Now, I’m not saying that President
Obama doesn’t have a heart. But he appears to have put away his
conscience, along with his credit cards and other personal effects, like
trust funds, that you have to tuck away for the duration, until you
leave the Office. (Then there’s the picture of Obama, oil can
in hand, unable to move to unfreeze his rusted-shut conscience. Or
could his holding a precious OIL CAN have a deeper significance? And how
’bout that thing on the top of his head.
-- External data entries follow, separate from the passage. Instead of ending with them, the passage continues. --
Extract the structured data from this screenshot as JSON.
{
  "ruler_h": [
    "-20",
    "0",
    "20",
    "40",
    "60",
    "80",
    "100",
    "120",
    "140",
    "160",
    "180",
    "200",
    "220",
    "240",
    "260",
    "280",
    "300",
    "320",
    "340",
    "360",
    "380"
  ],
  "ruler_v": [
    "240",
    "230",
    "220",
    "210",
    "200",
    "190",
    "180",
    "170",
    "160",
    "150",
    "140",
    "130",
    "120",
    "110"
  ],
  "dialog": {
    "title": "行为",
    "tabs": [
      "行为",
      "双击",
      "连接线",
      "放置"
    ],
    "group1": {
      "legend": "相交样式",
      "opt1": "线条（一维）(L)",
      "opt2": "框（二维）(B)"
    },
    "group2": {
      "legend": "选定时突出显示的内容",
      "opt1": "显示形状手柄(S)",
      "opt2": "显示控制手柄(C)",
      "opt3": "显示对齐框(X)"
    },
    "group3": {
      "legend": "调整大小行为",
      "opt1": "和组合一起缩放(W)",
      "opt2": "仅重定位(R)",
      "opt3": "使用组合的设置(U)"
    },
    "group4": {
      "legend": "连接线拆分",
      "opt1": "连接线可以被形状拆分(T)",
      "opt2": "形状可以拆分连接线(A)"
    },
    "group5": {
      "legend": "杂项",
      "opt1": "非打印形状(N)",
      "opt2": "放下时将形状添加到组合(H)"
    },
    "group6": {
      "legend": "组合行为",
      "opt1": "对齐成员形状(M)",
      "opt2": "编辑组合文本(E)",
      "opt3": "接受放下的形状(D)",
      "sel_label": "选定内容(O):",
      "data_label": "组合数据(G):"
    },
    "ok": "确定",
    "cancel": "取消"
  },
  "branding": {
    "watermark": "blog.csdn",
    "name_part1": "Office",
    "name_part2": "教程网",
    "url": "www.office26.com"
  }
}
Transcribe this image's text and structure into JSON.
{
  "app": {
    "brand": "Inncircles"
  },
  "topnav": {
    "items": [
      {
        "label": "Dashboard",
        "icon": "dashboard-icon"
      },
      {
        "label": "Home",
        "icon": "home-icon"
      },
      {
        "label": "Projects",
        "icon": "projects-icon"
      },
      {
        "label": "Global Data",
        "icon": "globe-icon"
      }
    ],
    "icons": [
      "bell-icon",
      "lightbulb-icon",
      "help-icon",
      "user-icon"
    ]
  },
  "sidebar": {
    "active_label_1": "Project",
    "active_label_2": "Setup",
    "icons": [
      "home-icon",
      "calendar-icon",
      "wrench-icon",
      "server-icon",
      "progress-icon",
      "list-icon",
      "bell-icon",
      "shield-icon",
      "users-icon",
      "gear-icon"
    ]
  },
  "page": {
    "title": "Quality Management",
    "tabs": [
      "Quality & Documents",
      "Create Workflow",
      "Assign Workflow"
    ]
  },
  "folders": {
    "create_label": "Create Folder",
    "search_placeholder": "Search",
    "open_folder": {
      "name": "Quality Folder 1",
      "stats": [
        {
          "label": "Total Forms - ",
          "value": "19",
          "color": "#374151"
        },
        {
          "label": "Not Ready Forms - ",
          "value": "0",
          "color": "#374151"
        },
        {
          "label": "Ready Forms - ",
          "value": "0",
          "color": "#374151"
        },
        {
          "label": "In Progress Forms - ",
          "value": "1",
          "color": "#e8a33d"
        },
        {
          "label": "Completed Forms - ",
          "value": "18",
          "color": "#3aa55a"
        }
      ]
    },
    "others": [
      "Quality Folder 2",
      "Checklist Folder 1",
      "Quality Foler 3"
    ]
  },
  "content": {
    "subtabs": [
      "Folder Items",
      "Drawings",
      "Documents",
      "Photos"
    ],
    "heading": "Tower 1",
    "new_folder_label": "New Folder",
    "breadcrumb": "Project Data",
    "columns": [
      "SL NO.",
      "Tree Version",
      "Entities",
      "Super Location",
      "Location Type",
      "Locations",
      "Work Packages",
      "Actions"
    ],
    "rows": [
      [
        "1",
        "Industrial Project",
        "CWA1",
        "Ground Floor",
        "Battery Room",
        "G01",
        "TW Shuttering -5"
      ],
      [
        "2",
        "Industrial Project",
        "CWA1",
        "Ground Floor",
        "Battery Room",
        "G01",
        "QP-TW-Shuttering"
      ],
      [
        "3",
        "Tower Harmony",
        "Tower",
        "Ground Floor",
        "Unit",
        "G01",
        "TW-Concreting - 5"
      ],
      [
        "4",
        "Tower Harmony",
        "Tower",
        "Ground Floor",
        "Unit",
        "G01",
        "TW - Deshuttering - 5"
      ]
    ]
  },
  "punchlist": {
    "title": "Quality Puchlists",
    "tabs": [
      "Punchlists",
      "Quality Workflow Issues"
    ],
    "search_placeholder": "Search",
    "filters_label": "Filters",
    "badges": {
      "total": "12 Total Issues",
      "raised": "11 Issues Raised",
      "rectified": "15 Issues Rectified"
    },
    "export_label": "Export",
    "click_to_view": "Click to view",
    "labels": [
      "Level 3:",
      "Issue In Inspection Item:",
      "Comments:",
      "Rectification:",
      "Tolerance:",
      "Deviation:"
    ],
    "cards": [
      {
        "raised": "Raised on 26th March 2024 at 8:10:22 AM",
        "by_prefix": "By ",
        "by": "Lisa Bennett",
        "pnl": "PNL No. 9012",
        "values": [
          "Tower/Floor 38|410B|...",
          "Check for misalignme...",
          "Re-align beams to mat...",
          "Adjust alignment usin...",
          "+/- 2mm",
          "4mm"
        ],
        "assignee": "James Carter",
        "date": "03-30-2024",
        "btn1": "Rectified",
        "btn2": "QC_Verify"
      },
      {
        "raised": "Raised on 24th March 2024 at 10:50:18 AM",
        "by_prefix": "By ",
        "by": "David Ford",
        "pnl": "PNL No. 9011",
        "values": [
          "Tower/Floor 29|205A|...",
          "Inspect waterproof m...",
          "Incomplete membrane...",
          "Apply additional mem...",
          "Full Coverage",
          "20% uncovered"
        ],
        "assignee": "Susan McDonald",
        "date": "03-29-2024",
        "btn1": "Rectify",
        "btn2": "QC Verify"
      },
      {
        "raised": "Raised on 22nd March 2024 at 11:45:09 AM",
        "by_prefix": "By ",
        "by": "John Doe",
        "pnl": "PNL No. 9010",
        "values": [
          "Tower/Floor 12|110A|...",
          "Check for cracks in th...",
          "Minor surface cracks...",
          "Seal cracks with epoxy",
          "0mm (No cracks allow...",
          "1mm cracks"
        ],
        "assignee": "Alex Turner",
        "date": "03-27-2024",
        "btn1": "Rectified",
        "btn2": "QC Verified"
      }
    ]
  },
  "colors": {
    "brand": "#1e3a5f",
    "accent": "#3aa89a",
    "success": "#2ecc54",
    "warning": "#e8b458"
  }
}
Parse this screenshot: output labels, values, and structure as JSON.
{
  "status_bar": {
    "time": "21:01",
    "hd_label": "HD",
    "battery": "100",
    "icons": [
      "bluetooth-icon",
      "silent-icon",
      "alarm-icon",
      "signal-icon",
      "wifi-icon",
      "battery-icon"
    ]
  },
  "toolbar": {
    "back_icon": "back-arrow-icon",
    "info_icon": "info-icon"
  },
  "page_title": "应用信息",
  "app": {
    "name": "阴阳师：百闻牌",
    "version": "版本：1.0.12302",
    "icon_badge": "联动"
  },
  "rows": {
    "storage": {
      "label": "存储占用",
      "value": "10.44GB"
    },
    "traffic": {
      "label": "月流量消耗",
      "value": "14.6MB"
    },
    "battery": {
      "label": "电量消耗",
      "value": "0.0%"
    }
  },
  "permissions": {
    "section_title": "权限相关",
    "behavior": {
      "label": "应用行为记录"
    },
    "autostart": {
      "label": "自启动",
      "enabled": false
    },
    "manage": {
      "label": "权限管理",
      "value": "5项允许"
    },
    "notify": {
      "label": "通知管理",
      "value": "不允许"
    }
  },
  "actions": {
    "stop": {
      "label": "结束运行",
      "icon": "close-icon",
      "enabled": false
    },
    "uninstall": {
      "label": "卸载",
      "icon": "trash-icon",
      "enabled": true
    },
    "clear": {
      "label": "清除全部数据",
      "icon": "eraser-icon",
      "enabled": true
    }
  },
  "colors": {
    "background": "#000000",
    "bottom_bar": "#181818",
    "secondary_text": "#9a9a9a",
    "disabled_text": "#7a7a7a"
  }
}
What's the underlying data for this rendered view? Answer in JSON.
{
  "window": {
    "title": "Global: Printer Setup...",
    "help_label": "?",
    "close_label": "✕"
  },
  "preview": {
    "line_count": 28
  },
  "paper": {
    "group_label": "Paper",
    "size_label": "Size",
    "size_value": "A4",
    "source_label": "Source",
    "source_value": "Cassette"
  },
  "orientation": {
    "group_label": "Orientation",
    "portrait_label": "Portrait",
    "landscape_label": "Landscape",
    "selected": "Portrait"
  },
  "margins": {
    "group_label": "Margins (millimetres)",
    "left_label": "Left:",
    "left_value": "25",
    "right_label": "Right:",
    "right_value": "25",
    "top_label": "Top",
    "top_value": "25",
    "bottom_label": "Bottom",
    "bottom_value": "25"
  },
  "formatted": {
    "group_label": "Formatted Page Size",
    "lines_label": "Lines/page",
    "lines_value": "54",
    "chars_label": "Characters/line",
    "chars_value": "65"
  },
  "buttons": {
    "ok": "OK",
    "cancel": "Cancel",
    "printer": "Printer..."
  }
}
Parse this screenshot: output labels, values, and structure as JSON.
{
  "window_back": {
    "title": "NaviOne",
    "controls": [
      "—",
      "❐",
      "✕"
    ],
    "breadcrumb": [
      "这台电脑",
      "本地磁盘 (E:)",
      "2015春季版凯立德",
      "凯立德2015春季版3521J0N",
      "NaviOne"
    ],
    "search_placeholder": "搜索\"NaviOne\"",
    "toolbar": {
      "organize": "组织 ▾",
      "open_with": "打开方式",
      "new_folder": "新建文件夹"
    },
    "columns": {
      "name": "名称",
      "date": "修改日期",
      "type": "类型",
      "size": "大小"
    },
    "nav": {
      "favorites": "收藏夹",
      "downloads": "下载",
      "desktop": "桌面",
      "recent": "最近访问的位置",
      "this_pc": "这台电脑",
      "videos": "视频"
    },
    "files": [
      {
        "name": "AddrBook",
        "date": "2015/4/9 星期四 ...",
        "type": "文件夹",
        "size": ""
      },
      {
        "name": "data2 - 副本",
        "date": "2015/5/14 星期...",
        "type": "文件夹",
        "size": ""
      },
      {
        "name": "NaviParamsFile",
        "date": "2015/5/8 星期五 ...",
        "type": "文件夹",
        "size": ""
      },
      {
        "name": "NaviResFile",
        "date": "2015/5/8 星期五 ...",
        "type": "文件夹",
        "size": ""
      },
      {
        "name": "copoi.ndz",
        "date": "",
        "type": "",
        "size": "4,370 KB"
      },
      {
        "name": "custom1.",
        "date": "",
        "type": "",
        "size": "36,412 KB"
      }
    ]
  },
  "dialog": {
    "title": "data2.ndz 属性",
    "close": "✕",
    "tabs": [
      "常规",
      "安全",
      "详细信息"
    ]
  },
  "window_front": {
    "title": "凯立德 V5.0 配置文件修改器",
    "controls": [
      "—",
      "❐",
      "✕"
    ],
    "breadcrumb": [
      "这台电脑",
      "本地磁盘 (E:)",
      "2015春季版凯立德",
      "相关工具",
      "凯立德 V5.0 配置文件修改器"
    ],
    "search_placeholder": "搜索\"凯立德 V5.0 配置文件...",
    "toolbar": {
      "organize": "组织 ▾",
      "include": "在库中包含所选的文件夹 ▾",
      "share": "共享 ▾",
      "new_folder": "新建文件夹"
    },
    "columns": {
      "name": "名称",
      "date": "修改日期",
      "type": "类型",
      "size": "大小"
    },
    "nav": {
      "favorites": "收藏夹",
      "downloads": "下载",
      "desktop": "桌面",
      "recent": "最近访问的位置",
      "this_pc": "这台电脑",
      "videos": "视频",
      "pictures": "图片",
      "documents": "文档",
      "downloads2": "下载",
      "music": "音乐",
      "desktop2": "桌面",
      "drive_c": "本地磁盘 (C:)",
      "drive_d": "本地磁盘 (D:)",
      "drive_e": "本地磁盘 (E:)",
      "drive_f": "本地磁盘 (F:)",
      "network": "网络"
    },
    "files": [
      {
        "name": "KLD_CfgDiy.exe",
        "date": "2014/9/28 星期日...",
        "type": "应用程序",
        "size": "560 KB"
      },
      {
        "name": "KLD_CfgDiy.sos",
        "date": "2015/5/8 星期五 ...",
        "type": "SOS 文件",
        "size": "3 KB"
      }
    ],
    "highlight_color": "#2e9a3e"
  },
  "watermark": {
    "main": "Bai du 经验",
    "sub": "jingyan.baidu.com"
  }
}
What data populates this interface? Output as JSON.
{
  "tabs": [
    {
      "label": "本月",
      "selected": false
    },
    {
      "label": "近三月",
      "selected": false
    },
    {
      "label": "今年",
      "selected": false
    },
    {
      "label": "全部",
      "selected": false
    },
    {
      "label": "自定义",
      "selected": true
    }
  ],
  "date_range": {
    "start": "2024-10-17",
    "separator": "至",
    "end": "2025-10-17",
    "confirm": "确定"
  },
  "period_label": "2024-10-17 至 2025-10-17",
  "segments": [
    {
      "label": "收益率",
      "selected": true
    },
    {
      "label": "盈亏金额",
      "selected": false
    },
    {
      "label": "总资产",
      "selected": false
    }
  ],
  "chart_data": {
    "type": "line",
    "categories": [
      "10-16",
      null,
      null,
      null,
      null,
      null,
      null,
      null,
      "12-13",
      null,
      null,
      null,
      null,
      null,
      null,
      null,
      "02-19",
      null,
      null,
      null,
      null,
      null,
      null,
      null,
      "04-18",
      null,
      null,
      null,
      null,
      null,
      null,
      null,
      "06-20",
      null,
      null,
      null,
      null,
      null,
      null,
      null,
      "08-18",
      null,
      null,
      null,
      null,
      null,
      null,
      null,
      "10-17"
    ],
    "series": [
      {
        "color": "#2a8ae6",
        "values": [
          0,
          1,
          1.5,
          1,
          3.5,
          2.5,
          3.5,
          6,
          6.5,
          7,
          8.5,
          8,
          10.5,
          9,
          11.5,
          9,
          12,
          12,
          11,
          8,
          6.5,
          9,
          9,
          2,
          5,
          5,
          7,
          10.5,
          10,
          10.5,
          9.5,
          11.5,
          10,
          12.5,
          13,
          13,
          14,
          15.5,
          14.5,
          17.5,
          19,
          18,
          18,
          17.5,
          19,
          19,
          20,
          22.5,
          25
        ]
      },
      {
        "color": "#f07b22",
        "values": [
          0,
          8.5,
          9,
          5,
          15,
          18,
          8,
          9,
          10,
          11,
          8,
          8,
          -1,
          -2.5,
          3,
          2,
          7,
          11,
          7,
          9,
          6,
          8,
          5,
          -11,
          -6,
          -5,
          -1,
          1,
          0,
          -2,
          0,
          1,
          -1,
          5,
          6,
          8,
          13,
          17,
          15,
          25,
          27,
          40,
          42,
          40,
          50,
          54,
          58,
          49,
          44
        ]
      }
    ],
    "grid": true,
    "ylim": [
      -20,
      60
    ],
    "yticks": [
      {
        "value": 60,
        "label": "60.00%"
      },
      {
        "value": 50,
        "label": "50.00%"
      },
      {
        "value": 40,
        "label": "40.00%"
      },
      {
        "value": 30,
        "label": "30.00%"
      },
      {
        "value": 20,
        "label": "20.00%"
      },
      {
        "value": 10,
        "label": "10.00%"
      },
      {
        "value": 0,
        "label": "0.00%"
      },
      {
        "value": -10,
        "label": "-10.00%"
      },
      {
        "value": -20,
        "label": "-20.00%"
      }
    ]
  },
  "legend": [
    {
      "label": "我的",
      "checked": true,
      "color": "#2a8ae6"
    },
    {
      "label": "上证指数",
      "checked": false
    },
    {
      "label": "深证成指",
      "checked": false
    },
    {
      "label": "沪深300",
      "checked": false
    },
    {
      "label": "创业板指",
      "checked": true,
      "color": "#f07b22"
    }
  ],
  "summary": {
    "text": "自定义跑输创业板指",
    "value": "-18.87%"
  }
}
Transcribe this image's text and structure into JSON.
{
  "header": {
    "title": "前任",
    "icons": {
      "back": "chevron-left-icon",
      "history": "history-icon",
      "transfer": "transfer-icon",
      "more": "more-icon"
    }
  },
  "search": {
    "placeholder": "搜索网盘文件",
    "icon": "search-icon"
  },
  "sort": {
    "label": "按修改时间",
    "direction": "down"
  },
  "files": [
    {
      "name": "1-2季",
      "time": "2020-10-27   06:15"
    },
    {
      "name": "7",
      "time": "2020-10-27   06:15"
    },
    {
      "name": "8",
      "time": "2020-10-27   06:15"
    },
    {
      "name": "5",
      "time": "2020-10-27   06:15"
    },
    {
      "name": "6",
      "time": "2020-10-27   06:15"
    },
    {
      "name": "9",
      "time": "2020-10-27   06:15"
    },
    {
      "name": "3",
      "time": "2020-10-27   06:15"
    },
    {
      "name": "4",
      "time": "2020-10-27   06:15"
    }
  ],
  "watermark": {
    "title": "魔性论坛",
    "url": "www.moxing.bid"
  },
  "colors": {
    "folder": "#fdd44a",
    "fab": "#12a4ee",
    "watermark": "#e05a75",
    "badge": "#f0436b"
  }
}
Is that how he funneled the independent decision-making out of his brain?)
mean, a person who calls himself a Christian would not have ordered
what Obama has ordered in Afghanistan (unless you are a Leviticuite
Christian, the sort that would have a wife stoned to death for having
the temerity to disobey her husband.)
has been made about the difficulties of being President, a job that has
vastly outgrown just one person long ago. Suggestions have been made,
such as having a king, for social and ceremonial purposes, and a prime
minister for the nuts and bolts.
becomes hard to keep track of right and wrong when you're juggling the
planet. So here's a suggestion:
Create a new position: Conscience of the President,
someone she or he would have to listen to on a regular basis, like it
or not, tell the President when he or she has violated the Hippocratic
Oath — “first, do no harm.” After all, what’s good enough for doctors
saving lives should be good enough for someone who orders the taking of
Kucinich, bless his
had the chutzpah to propose that non-violence be made the operating principle of our domestic and national policies. Now, there’s a novel idea.
another one: require all public servants (i.e., politicians) to take
the Hippocratic Oath, under pain of fine and/or imprisonment. Watch that
clear the decks! So, Kucinich would definitely make the short list for
I like him just where he is. There are those who are on this earth to
comfort the afflicted; My Man Dennis is here to afflict the comfortable.
So I nominate Über-theologian, Karen Armstrong, author of the Charter For Compassion.
Do I hear a second?